• **DATA FOR PROCESSING**:
____________

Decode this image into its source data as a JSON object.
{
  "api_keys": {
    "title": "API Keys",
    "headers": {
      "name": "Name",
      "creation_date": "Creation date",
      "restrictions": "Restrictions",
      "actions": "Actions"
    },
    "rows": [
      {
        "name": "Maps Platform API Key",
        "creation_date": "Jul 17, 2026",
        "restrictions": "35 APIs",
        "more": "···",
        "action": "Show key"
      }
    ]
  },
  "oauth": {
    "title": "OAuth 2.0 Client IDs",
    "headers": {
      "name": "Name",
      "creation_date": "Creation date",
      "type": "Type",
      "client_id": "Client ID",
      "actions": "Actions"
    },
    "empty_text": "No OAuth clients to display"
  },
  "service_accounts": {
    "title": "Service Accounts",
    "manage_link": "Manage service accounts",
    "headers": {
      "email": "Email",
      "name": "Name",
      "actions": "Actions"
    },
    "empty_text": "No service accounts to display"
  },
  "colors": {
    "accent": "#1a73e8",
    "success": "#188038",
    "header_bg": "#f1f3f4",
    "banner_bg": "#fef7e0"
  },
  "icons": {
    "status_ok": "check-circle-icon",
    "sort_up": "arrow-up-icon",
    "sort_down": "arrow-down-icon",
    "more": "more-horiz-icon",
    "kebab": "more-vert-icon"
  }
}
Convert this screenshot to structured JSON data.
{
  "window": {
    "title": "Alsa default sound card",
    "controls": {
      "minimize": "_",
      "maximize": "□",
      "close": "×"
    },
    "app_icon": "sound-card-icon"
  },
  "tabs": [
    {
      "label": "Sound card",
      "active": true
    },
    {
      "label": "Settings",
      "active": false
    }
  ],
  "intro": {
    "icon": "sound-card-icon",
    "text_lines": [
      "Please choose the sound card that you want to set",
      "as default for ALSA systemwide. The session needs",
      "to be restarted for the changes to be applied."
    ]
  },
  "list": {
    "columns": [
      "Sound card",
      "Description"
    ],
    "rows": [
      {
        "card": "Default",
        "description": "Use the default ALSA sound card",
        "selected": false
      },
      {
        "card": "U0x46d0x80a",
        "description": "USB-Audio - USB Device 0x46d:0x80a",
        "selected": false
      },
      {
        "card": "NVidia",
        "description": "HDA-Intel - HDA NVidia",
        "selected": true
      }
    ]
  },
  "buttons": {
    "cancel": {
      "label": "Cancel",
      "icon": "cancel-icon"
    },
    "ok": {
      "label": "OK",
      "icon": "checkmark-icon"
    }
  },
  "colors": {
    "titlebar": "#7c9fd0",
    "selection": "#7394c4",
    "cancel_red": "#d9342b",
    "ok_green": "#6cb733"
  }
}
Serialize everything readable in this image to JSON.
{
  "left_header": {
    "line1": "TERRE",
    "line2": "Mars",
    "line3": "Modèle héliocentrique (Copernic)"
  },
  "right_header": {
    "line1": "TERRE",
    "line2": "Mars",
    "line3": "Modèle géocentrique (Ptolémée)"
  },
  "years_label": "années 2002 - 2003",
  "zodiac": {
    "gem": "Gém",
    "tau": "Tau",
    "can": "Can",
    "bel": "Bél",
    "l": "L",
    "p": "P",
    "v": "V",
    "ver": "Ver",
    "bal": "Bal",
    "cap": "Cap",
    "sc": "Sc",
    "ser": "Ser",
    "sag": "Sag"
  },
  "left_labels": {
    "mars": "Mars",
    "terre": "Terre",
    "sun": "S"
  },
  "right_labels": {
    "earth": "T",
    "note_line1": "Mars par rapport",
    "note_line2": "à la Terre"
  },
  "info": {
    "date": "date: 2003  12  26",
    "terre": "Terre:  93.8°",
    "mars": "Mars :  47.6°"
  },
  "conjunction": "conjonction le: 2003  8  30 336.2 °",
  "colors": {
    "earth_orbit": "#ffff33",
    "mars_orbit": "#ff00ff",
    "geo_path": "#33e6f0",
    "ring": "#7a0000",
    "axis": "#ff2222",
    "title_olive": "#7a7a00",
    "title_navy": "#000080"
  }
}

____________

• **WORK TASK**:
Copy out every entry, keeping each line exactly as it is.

• **OUTPUT**:
Decode this image into its source data as a JSON object.
{
  "api_keys": {
    "title": "API Keys",
    "headers": {
      "name": "Name",
      "creation_date": "Creation date",
      "restrictions": "Restrictions",
      "actions": "Actions"
    },
    "rows": [
      {
        "name": "Maps Platform API Key",
        "creation_date": "Jul 17, 2026",
        "restrictions": "35 APIs",
        "more": "···",
        "action": "Show key"
      }
    ]
  },
  "oauth": {
    "title": "OAuth 2.0 Client IDs",
    "headers": {
      "name": "Name",
      "creation_date": "Creation date",
      "type": "Type",
      "client_id": "Client ID",
      "actions": "Actions"
    },
    "empty_text": "No OAuth clients to display"
  },
  "service_accounts": {
    "title": "Service Accounts",
    "manage_link": "Manage service accounts",
    "headers": {
      "email": "Email",
      "name": "Name",
      "actions": "Actions"
    },
    "empty_text": "No service accounts to display"
  },
  "colors": {
    "accent": "#1a73e8",
    "success": "#188038",
    "header_bg": "#f1f3f4",
    "banner_bg": "#fef7e0"
  },
  "icons": {
    "status_ok": "check-circle-icon",
    "sort_up": "arrow-up-icon",
    "sort_down": "arrow-down-icon",
    "more": "more-horiz-icon",
    "kebab": "more-vert-icon"
  }
}
Convert this screenshot to structured JSON data.
{
  "window": {
    "title": "Alsa default sound card",
    "controls": {
      "minimize": "_",
      "maximize": "□",
      "close": "×"
    },
    "app_icon": "sound-card-icon"
  },
  "tabs": [
    {
      "label": "Sound card",
      "active": true
    },
    {
      "label": "Settings",
      "active": false
    }
  ],
  "intro": {
    "icon": "sound-card-icon",
    "text_lines": [
      "Please choose the sound card that you want to set",
      "as default for ALSA systemwide. The session needs",
      "to be restarted for the changes to be applied."
    ]
  },
  "list": {
    "columns": [
      "Sound card",
      "Description"
    ],
    "rows": [
      {
        "card": "Default",
        "description": "Use the default ALSA sound card",
        "selected": false
      },
      {
        "card": "U0x46d0x80a",
        "description": "USB-Audio - USB Device 0x46d:0x80a",
        "selected": false
      },
      {
        "card": "NVidia",
        "description": "HDA-Intel - HDA NVidia",
        "selected": true
      }
    ]
  },
  "buttons": {
    "cancel": {
      "label": "Cancel",
      "icon": "cancel-icon"
    },
    "ok": {
      "label": "OK",
      "icon": "checkmark-icon"
    }
  },
  "colors": {
    "titlebar": "#7c9fd0",
    "selection": "#7394c4",
    "cancel_red": "#d9342b",
    "ok_green": "#6cb733"
  }
}
Serialize everything readable in this image to JSON.
{
  "left_header": {
    "line1": "TERRE",
    "line2": "Mars",
    "line3": "Modèle héliocentrique (Copernic)"
  },
  "right_header": {
    "line1": "TERRE",
    "line2": "Mars",
    "line3": "Modèle géocentrique (Ptolémée)"
  },
  "years_label": "années 2002 - 2003",
  "zodiac": {
    "gem": "Gém",
    "tau": "Tau",
    "can": "Can",
    "bel": "Bél",
    "l": "L",
    "p": "P",
    "v": "V",
    "ver": "Ver",
    "bal": "Bal",
    "cap": "Cap",
    "sc": "Sc",
    "ser": "Ser",
    "sag": "Sag"
  },
  "left_labels": {
    "mars": "Mars",
    "terre": "Terre",
    "sun": "S"
  },
  "right_labels": {
    "earth": "T",
    "note_line1": "Mars par rapport",
    "note_line2": "à la Terre"
  },
  "info": {
    "date": "date: 2003  12  26",
    "terre": "Terre:  93.8°",
    "mars": "Mars :  47.6°"
  },
  "conjunction": "conjonction le: 2003  8  30 336.2 °",
  "colors": {
    "earth_orbit": "#ffff33",
    "mars_orbit": "#ff00ff",
    "geo_path": "#33e6f0",
    "ring": "#7a0000",
    "axis": "#ff2222",
    "title_olive": "#7a7a00",
    "title_navy": "#000080"
  }
}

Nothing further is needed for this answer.